So you’ve identified a gap in the market, figured out how to fill it, and have created a product you think people will love. Now what?
Daymond John — prolific investor, business owner and star of the hit TV series Shark Tank — recently sat down with Shopify’s TGIM podcastto share his best tips and strategies for marketing your brand new product. Here’s what he had to say:
1. Find your competitive edge.
Your product needs an angle, an edge or a competitive difference. What is it? What’s your product’s unique selling proposition? John posed a few questions for business owners about what separates their product from the competition — “Is it a price […], is it the quality, is it the scarcity, is it just the fact that a certain demographic wears it? […] You have to go out there and promote [your selling point].”
For example, if you sell hand-crafted apparel or accessories, you could focus on their superior craftsmanship compared to mass-produced alternatives. Or, if you’ve produced a more affordable version of something that’s normally expensive, you could focus on cost.
Make your competitive edge the center of attention in your marketing initiatives. Use it to your advantage and speak to consumers who are interested in the benefit it provides.
2. Seek out consignment deals.
If there are physical stores in your area that sell products related to yours, or at least in the same niche, John suggests approaching them with an offer for a consignment deal. In essence, a consignment deal means that rather than buying your product at lower prices in order to sell for a profit, store owners will offer shelf space and only pay you once the items sell.

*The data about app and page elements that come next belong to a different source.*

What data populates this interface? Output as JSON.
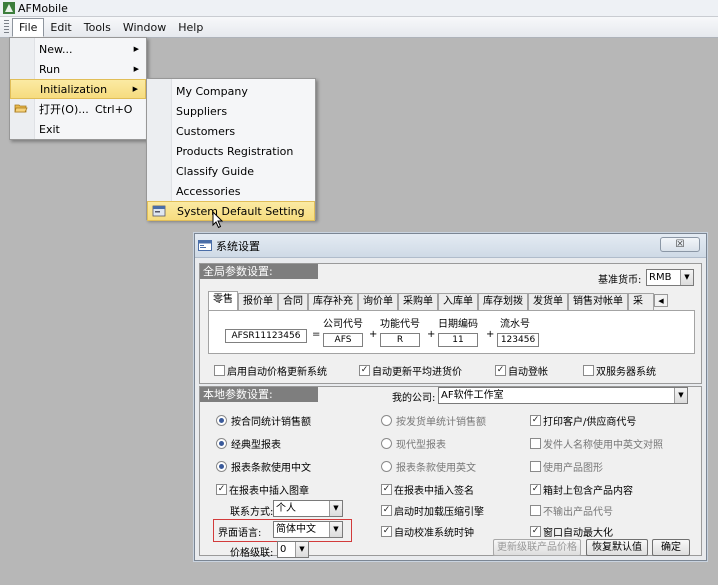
{
  "window": {
    "title": "AFMobile"
  },
  "menubar": [
    "File",
    "Edit",
    "Tools",
    "Window",
    "Help"
  ],
  "file_menu": [
    {
      "label": "New...",
      "submenu": true
    },
    {
      "label": "Run",
      "submenu": true
    },
    {
      "label": "Initialization",
      "submenu": true
    },
    {
      "label": "打开(O)...",
      "shortcut": "Ctrl+O"
    },
    {
      "label": "Exit"
    }
  ],
  "init_menu": [
    "My Company",
    "Suppliers",
    "Customers",
    "Products Registration",
    "Classify Guide",
    "Accessories",
    "System Default Setting"
  ],
  "dialog": {
    "title": "系统设置",
    "close": "☒",
    "global": {
      "header": "全局参数设置:",
      "base_currency_label": "基准货币:",
      "base_currency": "RMB",
      "tabs": [
        "零售",
        "报价单",
        "合同",
        "库存补充",
        "询价单",
        "采购单",
        "入库单",
        "库存划拨",
        "发货单",
        "销售对帐单",
        "采购"
      ],
      "code_sample": "AFSR11123456",
      "equals": "=",
      "plus": "+",
      "parts": [
        {
          "label": "公司代号",
          "value": "AFS"
        },
        {
          "label": "功能代号",
          "value": "R"
        },
        {
          "label": "日期编码",
          "value": "11"
        },
        {
          "label": "流水号",
          "value": "123456"
        }
      ],
      "options": [
        {
          "label": "启用自动价格更新系统",
          "checked": false
        },
        {
          "label": "自动更新平均进货价",
          "checked": true
        },
        {
          "label": "自动登帐",
          "checked": true
        },
        {
          "label": "双服务器系统",
          "checked": false
        }
      ]
    },
    "local": {
      "header": "本地参数设置:",
      "my_company_label": "我的公司:",
      "my_company": "AF软件工作室",
      "col1": [
        {
          "type": "radio",
          "label": "按合同统计销售额",
          "checked": true
        },
        {
          "type": "radio",
          "label": "经典型报表",
          "checked": true
        },
        {
          "type": "radio",
          "label": "报表条款使用中文",
          "checked": true
        },
        {
          "type": "check",
          "label": "在报表中插入图章",
          "checked": true
        }
      ],
      "col2": [
        {
          "type": "radio",
          "label": "按发货单统计销售额",
          "checked": false
        },
        {
          "type": "radio",
          "label": "现代型报表",
          "checked": false
        },
        {
          "type": "radio",
          "label": "报表条款使用英文",
          "checked": false
        },
        {
          "type": "check",
          "label": "在报表中插入签名",
          "checked": true
        },
        {
          "type": "check",
          "label": "启动时加载压缩引擎",
          "checked": true
        },
        {
          "type": "check",
          "label": "自动校准系统时钟",
          "checked": true
        }
      ],
      "col3": [
        {
          "label": "打印客户/供应商代号",
          "checked": true
        },
        {
          "label": "发件人名称使用中英文对照",
          "checked": false
        },
        {
          "label": "使用产品图形",
          "checked": false
        },
        {
          "label": "箱封上包含产品内容",
          "checked": true
        },
        {
          "label": "不输出产品代号",
          "checked": false
        },
        {
          "label": "窗口自动最大化",
          "checked": true
        }
      ],
      "contact_label": "联系方式:",
      "contact": "个人",
      "language_label": "界面语言:",
      "language": "简体中文",
      "price_level_label": "价格级联:",
      "price_level": "0",
      "buttons": {
        "update": "更新级联产品价格",
        "reset": "恢复默认值",
        "ok": "确定"
      }
    }
  },
  "check_mark": "✓",
  "arrow_right": "▶",
  "arrow_down": "▼",
  "tab_nav": "◀ ▶"
}
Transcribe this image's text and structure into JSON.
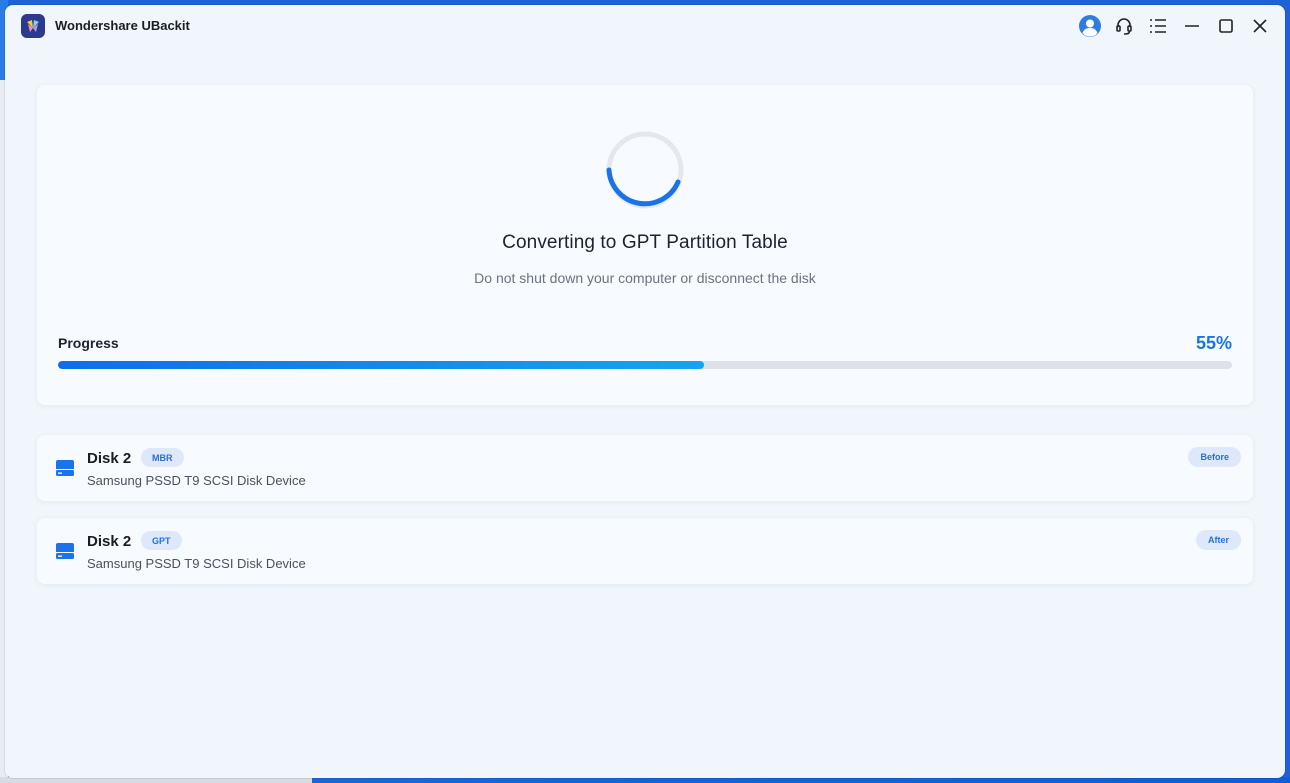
{
  "window": {
    "app_title": "Wondershare UBackit",
    "controls": [
      "account-icon",
      "support-icon",
      "menu-icon",
      "minimize-icon",
      "maximize-icon",
      "close-icon"
    ]
  },
  "progress": {
    "title": "Converting to GPT Partition Table",
    "subtitle": "Do not shut down your computer or disconnect the disk",
    "label": "Progress",
    "percent_text": "55%",
    "percent": 55
  },
  "disks": [
    {
      "name": "Disk 2",
      "type": "MBR",
      "description": "Samsung PSSD T9 SCSI Disk Device",
      "state": "Before"
    },
    {
      "name": "Disk 2",
      "type": "GPT",
      "description": "Samsung PSSD T9 SCSI Disk Device",
      "state": "After"
    }
  ],
  "colors": {
    "accent": "#1a73e8",
    "pill_bg": "#dde9fb",
    "window_bg": "#f1f6fd"
  }
}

According to John, “it also puts your stuff probably in the front end of the store and you get to see if you have a real concept.” This will be a lot easier for you to accomplish with independent retailers and specialty shops, as large chains work with their own buyers to secure product for all stores.
Since there’s virtually no risk for store owners to stock your products, try hunting a few down in your area and approaching them with an offer to sell your products on consignment. It just might be a great, free way to validate your business idea and earn some extra sales.
3. Build an online following.
John advises business owners to create a following around themselves and their brand. But in order to do that, they’ll need to provide some sort of value. “You could be a mompreneur talking about raising kids,” he said. “You can be talking about how to care for animals, how to construct furniture, or even make clothes.”
This strategy is used by cosmetics companies who do make-up application tutorials, musicians who provide insight into the songwriting process, and even food and beverage companies providing recipe ideas.
Try to get potential customers hooked on your brand and to create content related to your product. Not only will you earn yourself a following, but over time, you’ll start to become known as a trusted expert in your niche.
4. Connect with influencers.
If you don’t have legions of loyal followers, you can always borrow someone else’s. John is a big proponent of influencer marketingbecause “they’re lending you their demographic; they’re lending you their markets.”
John offered a great example to help illustrate his point. “There may be a female out there that is really great with working out and she has all of the best ab exercises in the world, and you happen to have something that is an energy drink or something that helps you shred weight or whatever the case is. If you get her to promote your product, it could be [via]affiliate marketing or you give her a small percentage of things that are sold, or maybe you are somebody who gives back to battered women shelters and she believes in the product, she’ll go and be an influencer and wave the flag [as]an ambassador.”
Seek out influencers in your niche and approach them with an offer to work together on promoting your product. They could be producing videos, writing blogs or running a popular Facebook group– anything that gets the in front of your target demographic. Create a unique coupon code for their followers to make an even more enticing offer.
5. Split test your ads.
If you’re going to shell out for paid ads, John suggests being tactical and strategic by employing the principles of A/B testing. He walked us through an example scenario in which the average store owner could test and optimize their Facebook ads. “Every single ad has different copy, a different couple of words, and you notice that seven people responded to ad number one; nine people responded to ad number two; three to ad number three; and 100 to ad number four, then you go out and you replicate [ad four]in various different papers.”
It’s a simple scenario, but it’s one that seriously works. A/B testing ad copy can have a profound impact on the success on your marketing campaigns, so if you’re going to spend money, it would be wise to get acquainted with the practice.
With these five tactics in mind, new business owners should have a much easier start gaining traction for the new, big idea.
This article first appeared in www.entrepreneur.com